The Limits of Statistical Significance – Can we infer environmental significance from stats?
Presenter: Ilich Lama

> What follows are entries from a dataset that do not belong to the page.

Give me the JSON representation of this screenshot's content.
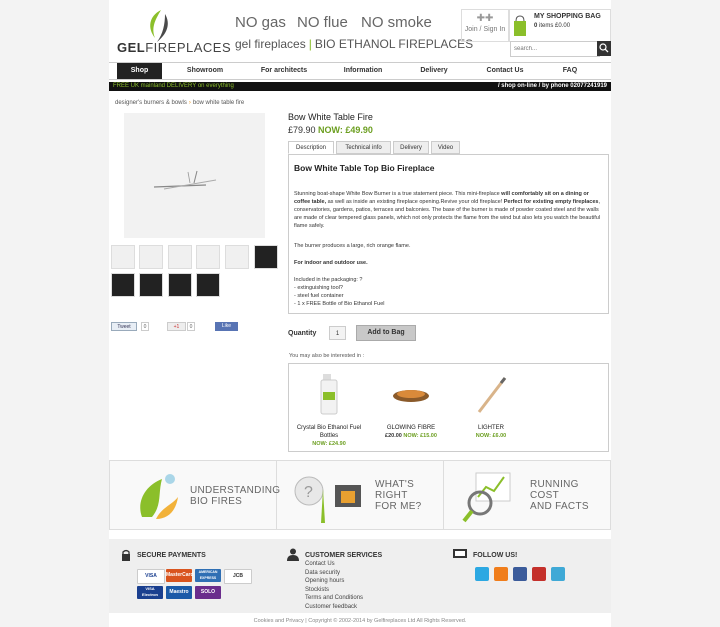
{
  "header": {
    "logo_text_1": "GEL",
    "logo_text_2": "FIREPLACES",
    "slogans": [
      "NO gas",
      "NO flue",
      "NO smoke"
    ],
    "brand_line_1": "gel fireplaces",
    "brand_line_2": "BIO ETHANOL FIREPLACES",
    "join_label": "Join / Sign In",
    "bag_title": "MY SHOPPING BAG",
    "bag_count": "0",
    "bag_items_text": "items £0.00",
    "search_placeholder": "search..."
  },
  "nav": {
    "items": [
      {
        "label": "Shop",
        "active": true
      },
      {
        "label": "Showroom"
      },
      {
        "label": "For architects"
      },
      {
        "label": "Information"
      },
      {
        "label": "Delivery"
      },
      {
        "label": "Contact Us"
      },
      {
        "label": "FAQ"
      }
    ]
  },
  "promo": {
    "left": "FREE UK mainland DELIVERY on everything",
    "right": "/ shop on-line / by phone 02077241919"
  },
  "breadcrumb": {
    "parent": "designer's burners & bowls",
    "current": "bow white table fire"
  },
  "product": {
    "title": "Bow White Table Fire",
    "price_was": "£79.90",
    "price_now": "NOW: £49.90",
    "tabs": [
      "Description",
      "Technical info",
      "Delivery",
      "Video"
    ],
    "desc_heading": "Bow White Table Top Bio Fireplace",
    "desc_p1_a": "Stunning boat-shape White Bow Burner is a true statement piece. This mini-fireplace ",
    "desc_p1_b": "will comfortably sit on a dining or coffee table,",
    "desc_p1_c": " as well as inside an existing fireplace opening.Revive your old fireplace! ",
    "desc_p1_d": "Perfect for existing empty fireplaces",
    "desc_p1_e": ", conservatories, gardens, patios, terraces and balconies. The base of the burner is made of powder coated steel and the walls are made of clear tempered glass panels, which not only protects the flame from the wind but also lets you watch the beautiful flame safely.",
    "desc_p2": "The burner produces a large, rich orange flame.",
    "desc_p3": "For indoor and outdoor use.",
    "desc_p4_title": "Included in the packaging: ?",
    "desc_p4_items": [
      "- extinguishing tool?",
      "- steel fuel container",
      "- 1 x FREE Bottle of Bio Ethanol Fuel"
    ],
    "qty_label": "Quantity",
    "qty_value": "1",
    "add_to_bag": "Add to Bag"
  },
  "social": {
    "tweet": "Tweet",
    "tweet_count": "0",
    "gplus": "+1",
    "gplus_count": "0",
    "like": "Like"
  },
  "related": {
    "heading": "You may also be interested in :",
    "items": [
      {
        "name": "Crystal Bio Ethanol Fuel Bottles",
        "was": "",
        "now": "NOW: £24.90"
      },
      {
        "name": "GLOWING FIBRE",
        "was": "£20.00",
        "now": "NOW: £15.00"
      },
      {
        "name": "LIGHTER",
        "was": "",
        "now": "NOW: £6.00"
      }
    ]
  },
  "banners": [
    {
      "line1": "UNDERSTANDING",
      "line2": "BIO FIRES"
    },
    {
      "line1": "WHAT'S",
      "line2": "RIGHT",
      "line3": "FOR ME?"
    },
    {
      "line1": "RUNNING",
      "line2": "COST",
      "line3": "AND FACTS"
    }
  ],
  "footer": {
    "payments_title": "SECURE PAYMENTS",
    "cards": [
      "VISA",
      "MasterCard",
      "AMERICAN EXPRESS",
      "JCB",
      "VISA Electron",
      "Maestro",
      "SOLO"
    ],
    "customer_title": "CUSTOMER SERVICES",
    "customer_links": [
      "Contact Us",
      "Data security",
      "Opening hours",
      "Stockists",
      "Terms and Conditions",
      "Customer feedback"
    ],
    "follow_title": "FOLLOW US!",
    "social_icons": [
      "skype-icon",
      "blogger-icon",
      "facebook-icon",
      "youtube-icon",
      "twitter-icon"
    ],
    "copyright": "Cookies and Privacy | Copyright © 2002-2014 by Gelfireplaces Ltd All Rights Reserved."
  },
  "colors": {
    "accent_green": "#6b9e1f",
    "promo_green": "#8bbf2a",
    "nav_active": "#222222"
  }
}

We are bound by the limits of the sophisticated statistical methods we have developed to make sense out of our measurements and observations as we determine what is significant in life and nature. Statistical significance is a concept often used by practitioners to assess the existence of an environmental effect. Once an effect is deemed statistically significant, researchers tend to dismiss the possibility that it may be trivial. Conversely, when a statistically significant effect is not found, the tendency is to assume that the absence of statistical evidence is evidence of the absence of a meaningful effect. Both outcomes distort the scientific process and could result in irrelevant findings or devastating environmental consequences. In this presentation, we will provide the audience with an introduction to statistical significance, identify some of the critical shortcomings of conventional hypothesis testing, and briefly discuss how these concepts connect to the problem of detecting environmental changes that really matter, not merely those statistically noticeable.